Weeks after the principal banned her, two close allies of the coach called police on Gavin — one alleging Gavin followed her out of the school parking lot, the second accusing Gavin, the booster club’s assistant treasurer, of trying to remove others from the booster bank account.
Gavin calls the charges “beyond ridiculous,” and notes that police wrote up both cases as non-criminal information reports — essentially conceding no criminal act occurred.
Supporters of the coach — and there are many — aren’t going along with the firing. Throngs of pro-Prochilo students and parents are expected to trek to Tuesday’s School Board meeting in hopes of reversing her removal. Fliers circulating the community blast the school district for firing a “fair, knowledgeable and kindhearted” coach.
“It’s sad what’s being presented about this coach,” said Douglas parent Cindy Beach, former vice president of the cheerleading booster club. “I’ve never seen her yell at a kid.”
Beach suggested that parents who complain about Prochilo are just unhappy that their child didn’t make the varsity team.
But there is evidence to suggest that the cheer program routinely flouted rules, including:
• E-mails and online postings where the coach and/or booster club pressured parents to make mandatory payments to support the cheer program — in violation of district rules that prohibit any fee to participate in extracurricular activities. Parents said they paid about $1,500 a year.
• A booster club bank account of roughly $69,000 that operated without any school oversight (in violation of district rules), and spent freely on items often tied to friends or associates of the coach.
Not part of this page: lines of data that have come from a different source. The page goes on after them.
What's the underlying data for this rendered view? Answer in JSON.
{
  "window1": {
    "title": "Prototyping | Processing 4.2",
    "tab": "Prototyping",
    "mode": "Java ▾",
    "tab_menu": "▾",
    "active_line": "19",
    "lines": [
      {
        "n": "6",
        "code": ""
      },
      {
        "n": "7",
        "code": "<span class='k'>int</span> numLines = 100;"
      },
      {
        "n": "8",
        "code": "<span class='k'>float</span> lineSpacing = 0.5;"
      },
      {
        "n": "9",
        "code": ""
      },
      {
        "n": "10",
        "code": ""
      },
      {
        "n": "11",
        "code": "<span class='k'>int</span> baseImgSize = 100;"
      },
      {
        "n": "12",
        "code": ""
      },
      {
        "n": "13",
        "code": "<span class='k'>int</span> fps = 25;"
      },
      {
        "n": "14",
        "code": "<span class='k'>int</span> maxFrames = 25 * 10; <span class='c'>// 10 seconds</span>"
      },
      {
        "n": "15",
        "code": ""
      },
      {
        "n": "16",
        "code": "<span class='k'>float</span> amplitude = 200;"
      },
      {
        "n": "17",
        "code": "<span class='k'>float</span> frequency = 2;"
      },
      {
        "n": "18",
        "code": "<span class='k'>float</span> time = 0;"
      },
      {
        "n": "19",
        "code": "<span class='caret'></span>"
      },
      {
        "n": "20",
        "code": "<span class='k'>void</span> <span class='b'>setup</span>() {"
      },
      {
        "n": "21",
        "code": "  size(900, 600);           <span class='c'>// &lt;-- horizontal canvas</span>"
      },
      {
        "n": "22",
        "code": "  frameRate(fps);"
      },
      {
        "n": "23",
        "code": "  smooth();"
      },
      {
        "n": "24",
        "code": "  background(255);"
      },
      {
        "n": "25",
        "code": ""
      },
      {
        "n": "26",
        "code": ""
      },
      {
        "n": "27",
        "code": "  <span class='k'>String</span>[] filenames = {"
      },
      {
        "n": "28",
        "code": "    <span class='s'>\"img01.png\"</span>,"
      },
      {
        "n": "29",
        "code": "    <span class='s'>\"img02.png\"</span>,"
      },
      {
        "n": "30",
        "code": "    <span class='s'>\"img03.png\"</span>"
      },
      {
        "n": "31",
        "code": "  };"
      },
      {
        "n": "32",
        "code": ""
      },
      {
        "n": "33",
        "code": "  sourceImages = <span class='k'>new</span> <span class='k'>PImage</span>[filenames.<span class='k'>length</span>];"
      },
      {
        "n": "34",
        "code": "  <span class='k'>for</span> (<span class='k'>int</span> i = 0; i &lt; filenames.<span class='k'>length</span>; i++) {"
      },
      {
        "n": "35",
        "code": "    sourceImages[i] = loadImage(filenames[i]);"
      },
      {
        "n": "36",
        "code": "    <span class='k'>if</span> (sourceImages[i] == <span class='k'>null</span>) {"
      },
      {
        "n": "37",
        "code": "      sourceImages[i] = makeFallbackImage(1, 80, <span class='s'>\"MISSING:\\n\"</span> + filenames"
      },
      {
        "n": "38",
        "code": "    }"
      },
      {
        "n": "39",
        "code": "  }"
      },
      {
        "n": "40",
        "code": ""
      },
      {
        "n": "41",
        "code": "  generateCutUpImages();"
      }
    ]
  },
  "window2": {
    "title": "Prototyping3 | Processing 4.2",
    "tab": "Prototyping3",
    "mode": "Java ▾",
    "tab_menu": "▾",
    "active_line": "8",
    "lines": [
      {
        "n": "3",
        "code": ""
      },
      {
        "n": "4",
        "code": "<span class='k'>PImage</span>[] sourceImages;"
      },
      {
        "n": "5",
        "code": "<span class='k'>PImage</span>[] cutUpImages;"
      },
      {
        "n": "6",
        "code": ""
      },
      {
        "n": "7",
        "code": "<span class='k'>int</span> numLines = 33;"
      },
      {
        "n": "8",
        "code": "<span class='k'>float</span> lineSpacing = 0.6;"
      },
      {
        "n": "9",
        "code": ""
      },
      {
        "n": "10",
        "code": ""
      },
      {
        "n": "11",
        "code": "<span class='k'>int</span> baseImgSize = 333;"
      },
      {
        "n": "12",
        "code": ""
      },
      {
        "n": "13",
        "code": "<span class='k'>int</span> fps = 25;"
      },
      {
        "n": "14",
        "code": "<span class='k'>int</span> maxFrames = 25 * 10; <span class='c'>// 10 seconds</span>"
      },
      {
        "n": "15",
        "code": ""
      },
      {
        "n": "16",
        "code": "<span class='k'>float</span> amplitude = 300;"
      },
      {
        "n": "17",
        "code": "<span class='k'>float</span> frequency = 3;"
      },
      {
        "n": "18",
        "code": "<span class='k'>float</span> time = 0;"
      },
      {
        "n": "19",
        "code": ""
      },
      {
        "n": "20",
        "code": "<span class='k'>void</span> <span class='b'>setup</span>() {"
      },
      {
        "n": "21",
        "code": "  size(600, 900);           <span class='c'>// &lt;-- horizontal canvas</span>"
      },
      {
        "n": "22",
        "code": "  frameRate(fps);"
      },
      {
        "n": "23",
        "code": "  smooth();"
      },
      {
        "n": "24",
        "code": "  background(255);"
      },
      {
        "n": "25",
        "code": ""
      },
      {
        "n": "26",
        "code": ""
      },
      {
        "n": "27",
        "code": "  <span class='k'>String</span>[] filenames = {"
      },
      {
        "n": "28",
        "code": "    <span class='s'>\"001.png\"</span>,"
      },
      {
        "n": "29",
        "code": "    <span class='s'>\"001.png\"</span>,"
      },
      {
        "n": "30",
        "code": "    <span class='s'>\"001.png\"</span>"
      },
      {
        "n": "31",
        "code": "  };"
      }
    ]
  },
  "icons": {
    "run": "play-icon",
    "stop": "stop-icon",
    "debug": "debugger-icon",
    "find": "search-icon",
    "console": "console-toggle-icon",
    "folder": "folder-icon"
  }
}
A choreographer was paid $3000; a friend of Prochilo’s was paid $1,000 to provide hair bows.
• Eight cheerleaders signed sworn statements that Prochilo pressured them to forge their parents’ signatures in order to participate in an unathorized field trip to a gym located 17 miles from the school. Based in part on Prochilo’s denials, an internal school district investigation found no probable cause that the coach had orchestrated the forgeries, though investigators did conclude the forgeries took place while the students were under the coach’s supervision.
School Board member Katie Leach said the pay-to-play allegation is particularly troubling, as cheerleading and other sports can lead to college scholarships, and charging high school participants is essentially closing off that opportunity to some students. Leach said she knew of at least one girl who dropped out of Douglas cheerleading because of the price tag.
“That’s not what public education is about,” Leach said.